Arriving in Killarney, we first visited Ross Castle, built in the 15th Century, before driving to the center of town for a lunch upstairs at Corcoran’s. I recommend the smoked salmon and mashed potatoes lunch!

While Killarney has its fair share of quaint pubs, the town includes dozens and dozens of wonderful little shops. We broke into small groups and spent an hour visiting various shops in search of mementos to bring home to family and friends before journeying back to Waterville.

Holiday complete, it was time to enter our tournament mode!
Wednesday, Oct. 21
Our practice round day. I particularly enjoyed greeting the participating coaches and spending time with Waterville Golf Links’ Mr. Jay Connolly.

Mr. Connolly is part of the ownership group at Waterville, also serving as Membership Chairman, and the driving force behind our hosting of the Jerry Murray/Waterville Invitational. Time spent with Mr. Connolly is time much enjoyed. He certainly made our boys, and all participating players and coaches, feel right at home at spectacular Waterville.

The golf course showed us a steady wind out of the Southwest at 16-18 mph today, which was a break from what the wind can be here. It is one of the most demanding links courses in the world, with 71 (-1), recorded by famed Tony Jacklin in 1975, still standing as the competitive course record from the championship tees.

I probably can’t explain exactly what pure golf is but my feeling walking this Tom Fazio layout is that it’s pure golf. You must drive the ball well, won’t hit many short irons to speak of, and rely on excellent putting to offset the great challenges of distance controlling the steady winds.

All competitors are now settling in for their rest tonight and looking forward to the three day competition awaiting us at Waterville.

Thursday, Oct. 22

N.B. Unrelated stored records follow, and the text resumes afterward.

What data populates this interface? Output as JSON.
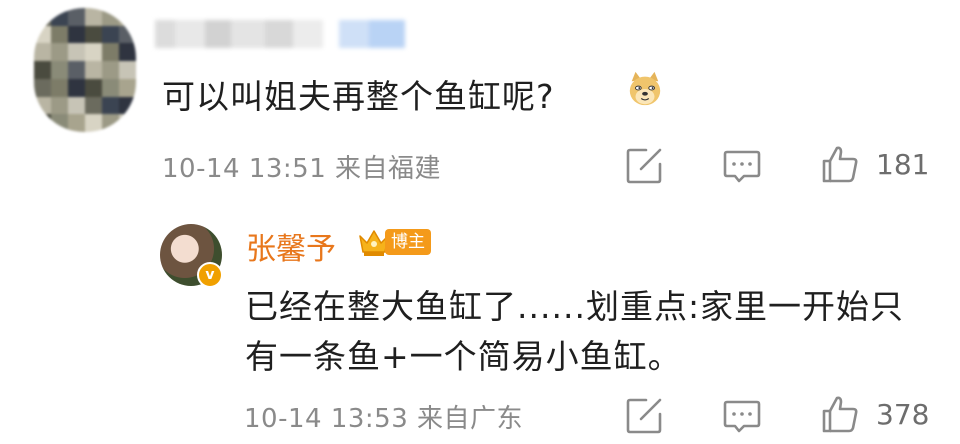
{
  "comment": {
    "text": "可以叫姐夫再整个鱼缸呢?",
    "emoji": "doge-emoji",
    "meta": "10-14 13:51 来自福建",
    "likes": "181"
  },
  "reply": {
    "username": "张馨予",
    "badge": "博主",
    "text": "已经在整大鱼缸了......划重点:家里一开始只有一条鱼+一个简易小鱼缸。",
    "meta": "10-14 13:53 来自广东",
    "likes": "378"
  },
  "icons": {
    "share": "share-icon",
    "comment": "comment-icon",
    "like": "like-icon"
  },
  "colors": {
    "username": "#e8771c",
    "badge": "#f49a1a",
    "meta": "#8a8a8a"
  }
}
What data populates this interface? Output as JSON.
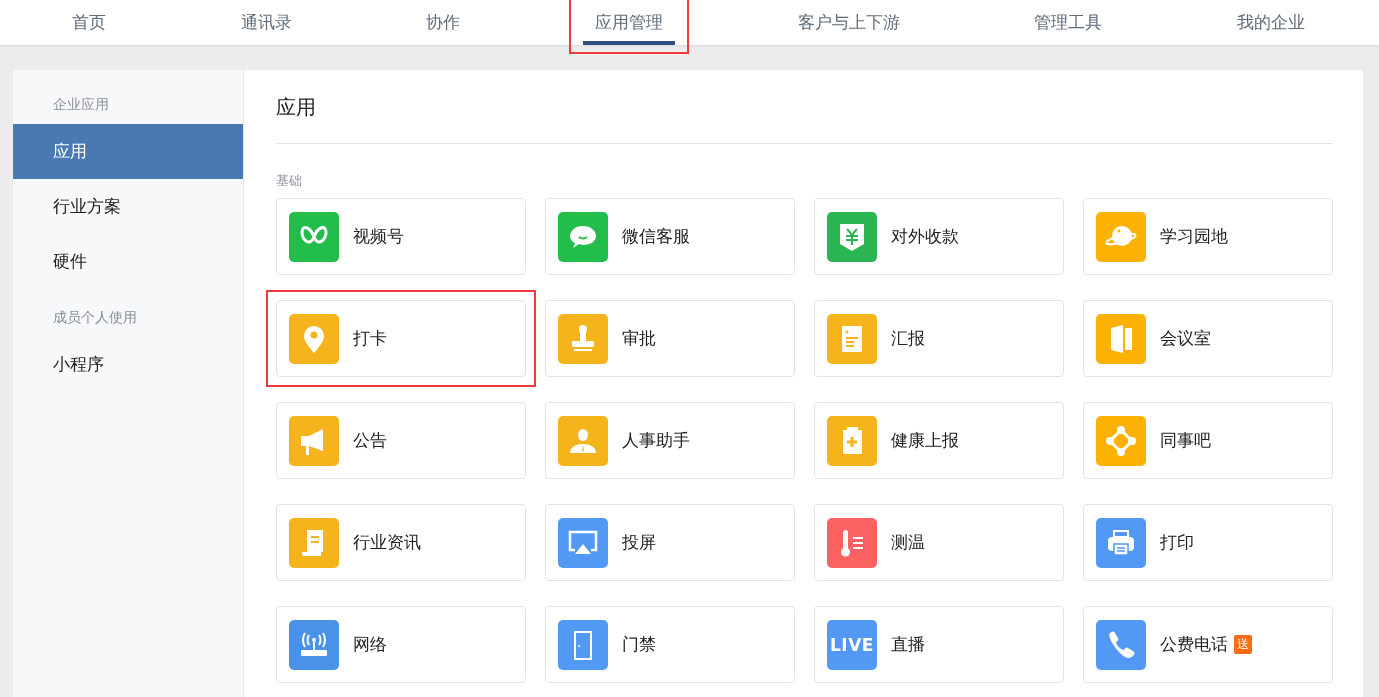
{
  "nav": {
    "tabs": [
      {
        "label": "首页",
        "selected": false,
        "highlighted": false
      },
      {
        "label": "通讯录",
        "selected": false,
        "highlighted": false
      },
      {
        "label": "协作",
        "selected": false,
        "highlighted": false
      },
      {
        "label": "应用管理",
        "selected": true,
        "highlighted": true
      },
      {
        "label": "客户与上下游",
        "selected": false,
        "highlighted": false
      },
      {
        "label": "管理工具",
        "selected": false,
        "highlighted": false
      },
      {
        "label": "我的企业",
        "selected": false,
        "highlighted": false
      }
    ]
  },
  "sidebar": {
    "groups": [
      {
        "label": "企业应用",
        "items": [
          {
            "label": "应用",
            "selected": true
          },
          {
            "label": "行业方案",
            "selected": false
          },
          {
            "label": "硬件",
            "selected": false
          }
        ]
      },
      {
        "label": "成员个人使用",
        "items": [
          {
            "label": "小程序",
            "selected": false
          }
        ]
      }
    ]
  },
  "content": {
    "title": "应用",
    "section": "基础",
    "apps": [
      {
        "name": "视频号",
        "kind": "channels",
        "color": "#22bd4b",
        "highlighted": false
      },
      {
        "name": "微信客服",
        "kind": "chat",
        "color": "#22bd4b",
        "highlighted": false
      },
      {
        "name": "对外收款",
        "kind": "payment",
        "color": "#2cb553",
        "highlighted": false
      },
      {
        "name": "学习园地",
        "kind": "planet",
        "color": "#fcb105",
        "highlighted": false
      },
      {
        "name": "打卡",
        "kind": "pin",
        "color": "#f5b41c",
        "highlighted": true
      },
      {
        "name": "审批",
        "kind": "stamp",
        "color": "#f5b41c",
        "highlighted": false
      },
      {
        "name": "汇报",
        "kind": "report",
        "color": "#f5b41c",
        "highlighted": false
      },
      {
        "name": "会议室",
        "kind": "door",
        "color": "#fcb105",
        "highlighted": false
      },
      {
        "name": "公告",
        "kind": "megaphone",
        "color": "#f5b41c",
        "highlighted": false
      },
      {
        "name": "人事助手",
        "kind": "person",
        "color": "#f5b41c",
        "highlighted": false
      },
      {
        "name": "健康上报",
        "kind": "clipboard",
        "color": "#f5b41c",
        "highlighted": false
      },
      {
        "name": "同事吧",
        "kind": "network",
        "color": "#fcb105",
        "highlighted": false
      },
      {
        "name": "行业资讯",
        "kind": "scroll",
        "color": "#f5b41c",
        "highlighted": false
      },
      {
        "name": "投屏",
        "kind": "screen",
        "color": "#5199f4",
        "highlighted": false
      },
      {
        "name": "测温",
        "kind": "thermometer",
        "color": "#fc6262",
        "highlighted": false
      },
      {
        "name": "打印",
        "kind": "printer",
        "color": "#5199f4",
        "highlighted": false
      },
      {
        "name": "网络",
        "kind": "router",
        "color": "#4a91e8",
        "highlighted": false
      },
      {
        "name": "门禁",
        "kind": "doorway",
        "color": "#5199f4",
        "highlighted": false
      },
      {
        "name": "直播",
        "kind": "live",
        "icon_text": "LIVE",
        "color": "#5199f4",
        "highlighted": false
      },
      {
        "name": "公费电话",
        "kind": "phone",
        "color": "#5199f4",
        "highlighted": false,
        "badge": "送"
      }
    ]
  }
}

The tournament kicked off Thursday morning under fair but cool and breezy conditions. Max Miller of Texas A&M posted 67, which was five shots clear of the next best score and thought to be a new competitive course record (breaking legendary Tony Jacklin’s 71 in 1975). The Waterville committee ultimately ruled against the 67 as we had moved up a few tees to compensate for the wind direction. Interestingly, we played the course about 200 or so yards shorter than the tips, which was about the distance Tony played at in ’75. Of course, today’s equipment makes all courses play shorter than years ago. No matter how it’s considered in terms of the record book, Max’s round was very special and ended up being the tournament low by five shots.

Our boys got off to a tough start through the first three or four holes but steadied enough to keep us in touch with UNCW and Texas A&M. Two freshmen, Miguel and Ben, led us with rounds of 75, which were Top-15.

Friday, Oct. 23
The sea was angry that day, my friends. The fury of the North Atlantic was felt all around Waterville Golf Links, with sideways rain most of the round and winds steady at 20-25mph, gusting to nearly 40 mph. Only three players, of the 40, broke 80 with Maynooth’s James Sugrue’s 72 leading the way, six clear of the day’s second best score. Our freshman Miguel Delgado was one of the three rounds under 80 (79), while ND junior Matt Rushton posted 80, tying the day’s fourth best score.

Our team stayed in touch, angling for low American team, as we trailed Texas A&M by eight and UNCW by seven heading to the last day. Counting four scores each day, we felt we could make up the two shots per player and pass our USA competition with a very good final round.

Saturday, Oct. 24
Sunshine guided us around the course most of the day, with a strong wind out of the Northwest. Our team simply didn’t make the putts to get enough momentum going. The effort was there. A little more experience and a couple more putts would have seen us through.

Our team had a fantastic trip to Ireland, one each of us will always remember. We must thank Waterville Golf Links and the staff of Carr Golf for their tremendous assistant and hospitality. Ireland treated us exceedingly well, something we’re blessed for and very appreciative of.

It’s now back to the USA, with an eye on working toward a winning Spring season!

— Compiled by Dan Colleran, Athletics Communications Associate Director